charity:water What’s wrong? It’s so right.

charity:water is a non-profit organization bringing clean and safe water to people in developing nations. Sounds simple enough, but it’s hard to put a finger on which part of this charity is most amazing. The founder, Scott Harrison, is a former self proclaimed New York City social “influencer” making thousands of dollars a night encouraging the rich and famous to purchase the products he pushed – typically beer and vodka. After tiring of his over the top lifestyle, and coming face-to-face with real world poverty, he decided to make a difference and give back.  Join the club, right? Trump, Madonna, and anyone else with billions to spend will throw money at a less fortunate area of the world and smile and nod as they breathe a sigh of relief when the tax man leaves.  But this is different. Way different. Scott Harrison and his team are doing far more than throwing money at a problem.  After spending some hard time with other altruistic volunteers in Africa via a humanitarian organization called Mercy Ships, Scott decided to really make a difference.

…more than water

charity:water does more than “provide” water to the over 1 billion people who go without clean drinking water on a daily basis. Most Americans cannot fathom going a few hours without running water or a clean shower, when most of the world would be happy with less than one thirtieth of what we use ON A GIVEN DAY.  According to the many statistics available on the charity:water website (, unsafe water and lack of basic sanitation cause 80% of diseases and kill more people every year than all forms of violence, including war. Children are especially vulnerable, as their bodies aren’t strong enough to fight diarrhea, dysentery and other illnesses. Ninety percent of the 42,000 deaths that occur every week from unsafe water and unhygienic living conditions are to children under five years old. While the statistics are staggering, the photographs of victims of unclean water are beyond what many of us in the Western World could ever imagine or feel comfortable seeing.  


The brilliance of this charity is both in its acquisition of money and its use of those funds. Private donations provide 100% of the cost to run the organization.  Everything from plane fares to paper clips are donated or paid for by private donors.  That frees up 100% of all public donations to actually go to the source.  The water source. As if that weren’t phenomenal enough, once at the source, men and women are taught how to create their own well systems, install them, implement their usage, and govern the rights to them, empowering many (most significantly women), to find themselves for the first time in their lives in a place of significance in the community.  

Everyone — rich or poor, happy or sad, regardless of where or how you live, if you are a living thing, you need water.

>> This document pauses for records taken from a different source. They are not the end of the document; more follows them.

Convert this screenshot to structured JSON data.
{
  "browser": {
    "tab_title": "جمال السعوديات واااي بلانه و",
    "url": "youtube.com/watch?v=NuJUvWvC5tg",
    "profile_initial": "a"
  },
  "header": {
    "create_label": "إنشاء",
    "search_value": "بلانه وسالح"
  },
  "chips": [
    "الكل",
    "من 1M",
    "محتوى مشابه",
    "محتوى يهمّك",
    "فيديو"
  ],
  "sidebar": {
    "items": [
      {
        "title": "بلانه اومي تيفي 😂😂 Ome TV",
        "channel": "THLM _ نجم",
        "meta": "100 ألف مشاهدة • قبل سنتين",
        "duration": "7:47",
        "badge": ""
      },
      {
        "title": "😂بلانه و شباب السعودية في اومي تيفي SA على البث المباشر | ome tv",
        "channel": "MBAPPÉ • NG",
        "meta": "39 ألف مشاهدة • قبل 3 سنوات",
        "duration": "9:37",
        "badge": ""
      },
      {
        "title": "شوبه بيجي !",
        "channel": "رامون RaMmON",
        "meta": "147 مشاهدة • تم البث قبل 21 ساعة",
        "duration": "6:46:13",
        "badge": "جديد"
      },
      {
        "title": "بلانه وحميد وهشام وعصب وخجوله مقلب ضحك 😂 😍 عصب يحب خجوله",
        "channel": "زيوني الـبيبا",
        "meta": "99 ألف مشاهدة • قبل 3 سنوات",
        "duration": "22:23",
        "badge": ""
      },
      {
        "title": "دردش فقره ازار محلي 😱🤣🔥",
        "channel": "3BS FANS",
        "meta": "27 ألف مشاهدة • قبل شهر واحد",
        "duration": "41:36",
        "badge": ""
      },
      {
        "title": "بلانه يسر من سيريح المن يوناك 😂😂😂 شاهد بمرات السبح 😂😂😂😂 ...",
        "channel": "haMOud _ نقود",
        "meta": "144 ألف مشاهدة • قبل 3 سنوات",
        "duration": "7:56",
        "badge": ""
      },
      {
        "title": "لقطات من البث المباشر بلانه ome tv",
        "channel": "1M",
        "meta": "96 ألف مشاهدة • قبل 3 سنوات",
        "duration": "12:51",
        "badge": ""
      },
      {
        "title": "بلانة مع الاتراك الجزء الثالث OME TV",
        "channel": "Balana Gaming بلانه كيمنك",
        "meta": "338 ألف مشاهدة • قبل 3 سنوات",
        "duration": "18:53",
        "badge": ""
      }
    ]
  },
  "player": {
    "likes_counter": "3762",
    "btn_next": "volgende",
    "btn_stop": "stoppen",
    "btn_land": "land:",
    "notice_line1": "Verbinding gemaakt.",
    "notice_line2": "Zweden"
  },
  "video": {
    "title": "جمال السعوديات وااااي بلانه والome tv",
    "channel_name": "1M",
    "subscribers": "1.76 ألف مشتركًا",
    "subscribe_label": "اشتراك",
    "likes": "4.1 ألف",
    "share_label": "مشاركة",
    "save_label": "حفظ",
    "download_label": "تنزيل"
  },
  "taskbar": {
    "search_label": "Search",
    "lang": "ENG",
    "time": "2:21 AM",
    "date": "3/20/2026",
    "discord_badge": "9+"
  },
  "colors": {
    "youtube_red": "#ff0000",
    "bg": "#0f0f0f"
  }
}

This hits home very quickly. Water is the great connector of human life. Knowing that, everyone can help. There is no donation too small, because even a penny, nickel, dime, or $20 bill is more than nothing, and relatively insignificant compared to saving a human life. Want to know exactly where your money goes? No problem. When you raise enough money to purchase a well, ($5,000 to be exact), your well will be mapped online, and you can actually see where in the world your money went to help not just one human, but an entire community. Add to that the most cutting edge marketing strategies and technical social networks available, stir in some personal challenges to make a difference, and create ownership with donors by encouraging creativity and stewardship, and you have a real success story.

The old saying goes, give a man a fish, he’ll eat for a day. Teach a man to fish, and he’ll eat for a lifetime. Give a community the opportunity to help themselves discover their value and help them survive and thrive through the ability to access clean water and a healthier lifestyle, you’ll change the world.

Did you take a shower today?  Did you brush your teeth?  If you enjoyed the benefit of clean water today please help…